Evolution of home TV and stereo
A stereo console (or "console stereo", as it was sometimes called) is a stereo system containing audio components (such as a stereo record changer and a stereo FM radio) housed into a cabinet, as was popular in the 1960s and into the 1970s. A stereo consolette (as identified by one of its manufacturers from that period, Delmonico/Nivico) is a smaller, more compact stereo console that often stands on flared-out legs.
During the 1970s, some stereo manufacturers began designing more lavish and flashy systems to coincide with the psychedelic and disco eras from that decade. Such as was the case when the Canadian stereo manufacturer Morse-Electrophonic produced some of their units with a built-in light organ display. The multicolored lights in the display would flash to the rhythm of the music being played on the system.
Stereo consoles would ultimately be replaced by high-fidelity component stereo systems with separate speakers (sometimes called "rack systems") in the late 1970s, which offered much higher performance without being attached to furniture or being tied to one brand of equipment. Some of these systems had speakers with removable grilles, exposing the woofer and tweeter. Production of these systems continued throughout the 1980s and well into the 1990s, until smaller, table-top or countertop units (such as the Bose Wave System) began dominating.
A console television is a television set housed into a cabinet in the same manner as a stereo console. Console televisions lasted much longer than stereo consoles, with a production span throughout the 1980s and into the 1990s before being replaced by flat-screen televisions.
Home entertainment centers
Home entertainment centers may be attached to high-fidelity stereo or quadraphonic speakers. By the 2000s, the best sound systems were designed for home theater and movie sound. It typically includes more than just the left and right stereo channels. Television and VHS typically encodes extra channels onto the two main channels, while digital modes encode this information into the digital DVD source data, with center, two rear, and a subwoofer speakers. The difficulty is usually in wiring and placing the rear speakers and the necessity of buying a receiver which can decode the sound.
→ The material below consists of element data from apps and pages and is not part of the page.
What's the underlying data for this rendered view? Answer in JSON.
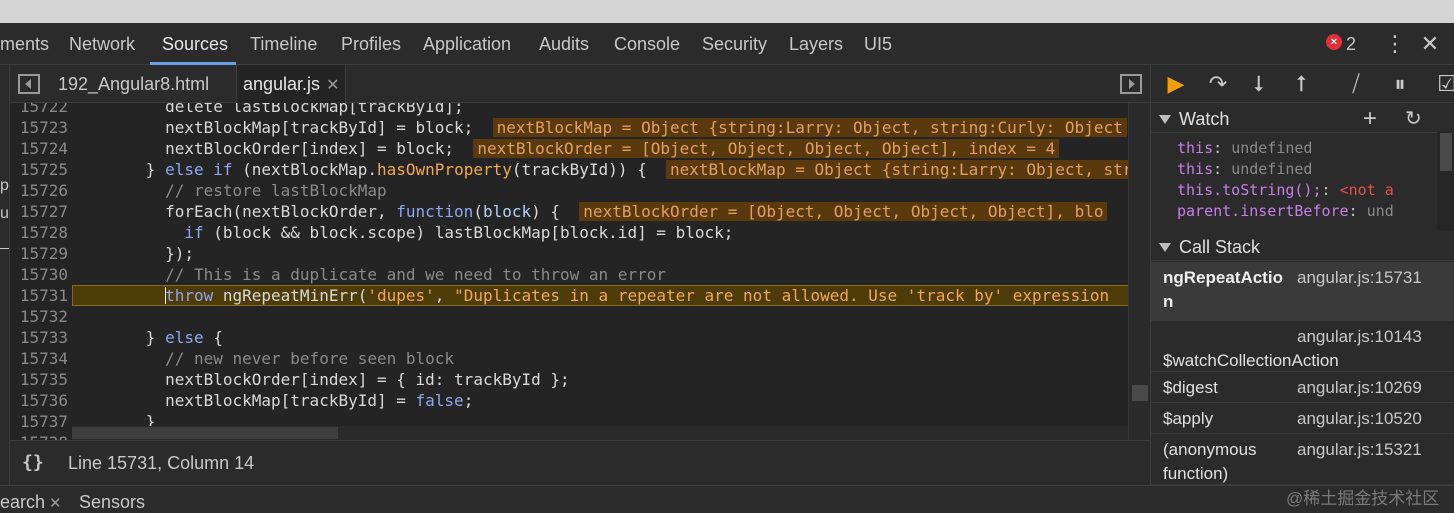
{
  "main_tabs": [
    {
      "label": "ments"
    },
    {
      "label": "Network"
    },
    {
      "label": "Sources"
    },
    {
      "label": "Timeline"
    },
    {
      "label": "Profiles"
    },
    {
      "label": "Application"
    },
    {
      "label": "Audits"
    },
    {
      "label": "Console"
    },
    {
      "label": "Security"
    },
    {
      "label": "Layers"
    },
    {
      "label": "UI5"
    }
  ],
  "error_count": "2",
  "left_strip": [
    "p",
    "ul",
    "_A"
  ],
  "file_tabs": [
    {
      "label": "192_Angular8.html"
    },
    {
      "label": "angular.js"
    }
  ],
  "code_lines": [
    {
      "num": "15722",
      "tokens": [
        {
          "t": "m",
          "v": "        delete lastBlockMap[trackById];"
        }
      ]
    },
    {
      "num": "15723",
      "tokens": [
        {
          "t": "m",
          "v": "        nextBlockMap[trackById] = block;  "
        },
        {
          "t": "inline-val",
          "v": "nextBlockMap = Object {string:Larry: Object, string:Curly: Object"
        }
      ]
    },
    {
      "num": "15724",
      "tokens": [
        {
          "t": "m",
          "v": "        nextBlockOrder[index] = block;  "
        },
        {
          "t": "inline-val",
          "v": "nextBlockOrder = [Object, Object, Object, Object], index = 4"
        }
      ]
    },
    {
      "num": "15725",
      "tokens": [
        {
          "t": "m",
          "v": "      } "
        },
        {
          "t": "k",
          "v": "else if"
        },
        {
          "t": "m",
          "v": " (nextBlockMap."
        },
        {
          "t": "s",
          "v": "hasOwnProperty"
        },
        {
          "t": "m",
          "v": "(trackById)) {  "
        },
        {
          "t": "inline-val",
          "v": "nextBlockMap = Object {string:Larry: Object, string:Curly"
        }
      ]
    },
    {
      "num": "15726",
      "tokens": [
        {
          "t": "c",
          "v": "        // restore lastBlockMap"
        }
      ]
    },
    {
      "num": "15727",
      "tokens": [
        {
          "t": "m",
          "v": "        forEach(nextBlockOrder, "
        },
        {
          "t": "k",
          "v": "function"
        },
        {
          "t": "m",
          "v": "("
        },
        {
          "t": "v",
          "v": "block"
        },
        {
          "t": "m",
          "v": ") {  "
        },
        {
          "t": "inline-val",
          "v": "nextBlockOrder = [Object, Object, Object, Object], blo"
        }
      ]
    },
    {
      "num": "15728",
      "tokens": [
        {
          "t": "m",
          "v": "          "
        },
        {
          "t": "k",
          "v": "if"
        },
        {
          "t": "m",
          "v": " (block && block.scope) lastBlockMap[block.id] = block;"
        }
      ]
    },
    {
      "num": "15729",
      "tokens": [
        {
          "t": "m",
          "v": "        });"
        }
      ]
    },
    {
      "num": "15730",
      "tokens": [
        {
          "t": "c",
          "v": "        // This is a duplicate and we need to throw an error"
        }
      ]
    },
    {
      "num": "15731",
      "current": true,
      "tokens": [
        {
          "t": "m",
          "v": "        "
        },
        {
          "t": "k",
          "v": "throw"
        },
        {
          "t": "m",
          "v": " ngRepeatMinErr("
        },
        {
          "t": "s",
          "v": "'dupes'"
        },
        {
          "t": "m",
          "v": ", "
        },
        {
          "t": "s",
          "v": "\"Duplicates in a repeater are not allowed. Use 'track by' expression"
        }
      ]
    },
    {
      "num": "15732",
      "tokens": [
        {
          "t": "m",
          "v": ""
        }
      ]
    },
    {
      "num": "15733",
      "tokens": [
        {
          "t": "m",
          "v": "      } "
        },
        {
          "t": "k",
          "v": "else"
        },
        {
          "t": "m",
          "v": " {"
        }
      ]
    },
    {
      "num": "15734",
      "tokens": [
        {
          "t": "c",
          "v": "        // new never before seen block"
        }
      ]
    },
    {
      "num": "15735",
      "tokens": [
        {
          "t": "m",
          "v": "        nextBlockOrder[index] = { id: trackById };"
        }
      ]
    },
    {
      "num": "15736",
      "tokens": [
        {
          "t": "m",
          "v": "        nextBlockMap[trackById] = "
        },
        {
          "t": "k",
          "v": "false"
        },
        {
          "t": "m",
          "v": ";"
        }
      ]
    },
    {
      "num": "15737",
      "tokens": [
        {
          "t": "m",
          "v": "      }"
        }
      ]
    },
    {
      "num": "15738",
      "tokens": [
        {
          "t": "m",
          "v": ""
        }
      ]
    }
  ],
  "status": {
    "format_icon": "{}",
    "position": "Line 15731, Column 14"
  },
  "watch": {
    "title": "Watch",
    "items": [
      {
        "expr": "this",
        "value": "undefined",
        "error": false
      },
      {
        "expr": "this",
        "value": "undefined",
        "error": false
      },
      {
        "expr": "this.toString();",
        "value": "<not a",
        "error": true
      },
      {
        "expr": "parent.insertBefore",
        "value": "und",
        "error": false
      }
    ]
  },
  "call_stack": {
    "title": "Call Stack",
    "frames": [
      {
        "fn": "ngRepeatActio\nn",
        "loc": "angular.js:15731",
        "selected": true
      },
      {
        "fn": "$watchCollectionAction",
        "loc": "angular.js:10143",
        "selected": false
      },
      {
        "fn": "$digest",
        "loc": "angular.js:10269",
        "selected": false
      },
      {
        "fn": "$apply",
        "loc": "angular.js:10520",
        "selected": false
      },
      {
        "fn": "(anonymous\nfunction)",
        "loc": "angular.js:15321",
        "selected": false
      }
    ]
  },
  "drawer_tabs": [
    {
      "label": "earch"
    },
    {
      "label": "Sensors"
    }
  ],
  "watermark": "@稀土掘金技术社区",
  "colors": {
    "accent": "#6aa0e8",
    "pause_highlight": "#4d3b08",
    "error": "#e0303a",
    "resume": "#f0a000"
  }
}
As the size of video monitors has increased, rather than having a 20 inch TV surrounded by massive stereo equipment, it is common to have a very large flat or projection screen with a small and integrated DVD player / receiver and satellite or digital cable receiver underneath, with small remote speakers and a moderate sized subwoofer.
The audio and video components have special connectors which are often hooked to a dedicated box whose connections and functions are known to only one person in the household. The items are then plugged into an electrical outlet strip, which should have a surge protector. Each component typically has its own remote control, though expensive universal remote controls are available that can learn or are programmed with most common equipment.
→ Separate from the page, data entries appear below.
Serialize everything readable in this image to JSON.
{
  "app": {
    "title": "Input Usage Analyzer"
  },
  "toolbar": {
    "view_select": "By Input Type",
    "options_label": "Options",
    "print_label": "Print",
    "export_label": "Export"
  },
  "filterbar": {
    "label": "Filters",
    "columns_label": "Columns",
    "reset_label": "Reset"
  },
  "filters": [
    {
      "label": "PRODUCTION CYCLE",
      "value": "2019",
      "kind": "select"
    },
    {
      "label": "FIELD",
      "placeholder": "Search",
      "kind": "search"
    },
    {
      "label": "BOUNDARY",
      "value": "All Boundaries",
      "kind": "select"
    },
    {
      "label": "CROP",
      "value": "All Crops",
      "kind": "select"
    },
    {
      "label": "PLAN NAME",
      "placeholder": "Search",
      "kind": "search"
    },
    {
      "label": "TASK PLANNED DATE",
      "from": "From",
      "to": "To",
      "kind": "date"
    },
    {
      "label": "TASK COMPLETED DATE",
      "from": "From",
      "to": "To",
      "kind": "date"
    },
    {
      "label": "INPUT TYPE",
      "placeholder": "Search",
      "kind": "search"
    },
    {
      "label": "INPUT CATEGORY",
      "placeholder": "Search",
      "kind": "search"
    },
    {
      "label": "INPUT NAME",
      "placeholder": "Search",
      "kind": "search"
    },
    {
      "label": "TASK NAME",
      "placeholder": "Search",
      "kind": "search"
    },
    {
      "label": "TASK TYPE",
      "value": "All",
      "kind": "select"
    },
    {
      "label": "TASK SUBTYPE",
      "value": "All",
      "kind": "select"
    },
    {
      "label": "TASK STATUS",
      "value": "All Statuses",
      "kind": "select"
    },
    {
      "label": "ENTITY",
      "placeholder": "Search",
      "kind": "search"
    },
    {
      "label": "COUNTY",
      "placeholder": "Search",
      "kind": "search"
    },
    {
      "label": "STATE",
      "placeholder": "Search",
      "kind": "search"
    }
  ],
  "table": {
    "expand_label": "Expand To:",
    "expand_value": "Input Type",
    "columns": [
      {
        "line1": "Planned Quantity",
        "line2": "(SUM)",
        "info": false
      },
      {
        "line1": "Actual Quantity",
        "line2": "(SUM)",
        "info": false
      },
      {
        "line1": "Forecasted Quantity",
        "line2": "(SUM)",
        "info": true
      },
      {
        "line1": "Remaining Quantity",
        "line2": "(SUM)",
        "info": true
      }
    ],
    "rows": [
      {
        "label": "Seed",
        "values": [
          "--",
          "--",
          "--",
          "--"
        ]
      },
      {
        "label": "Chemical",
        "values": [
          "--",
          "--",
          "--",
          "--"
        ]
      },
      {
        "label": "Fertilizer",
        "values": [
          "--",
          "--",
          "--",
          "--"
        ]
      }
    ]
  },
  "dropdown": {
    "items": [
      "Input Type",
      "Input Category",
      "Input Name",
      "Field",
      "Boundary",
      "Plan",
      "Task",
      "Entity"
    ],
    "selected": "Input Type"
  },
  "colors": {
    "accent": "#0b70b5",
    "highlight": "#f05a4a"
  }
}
The term home entertainment center may also refer to the complete package – the electronic components and the unit in which they are housed. The unit is often either an armoire or a self-contained unit (usually of wood and glass); they often contain dedicated areas (either drawers or other spaces) for storage of records, videotapes, CDs and/or DVDs.
In many homes, an entertainment center is often placed in the living room, family room, recreation room, or bedroom. Perhaps the first example of a built-in entertainment center was created by Frank Lloyd Wright at his 1917 Hollyhock House in Los Angeles, California. Custom cabinetry and speakers may be built into or added to an existing house at some expense over free-standing furniture, and video and / or audio signals wired or wirelessly sent to other rooms in the home by dedicated cables, or over a local area network.
The term home entertainment center was widely used in the 1980s. It is being replaced by home theater system for large rooms. While high fidelity previously required large turntables, tape decks and speakers, the changing technology of music formats have made small bookshelf systems, Bose desktop radios, and iPod based speaker systems which can also produce music of high quality and serve as music entertainment systems, making large component systems again a niche high-end market.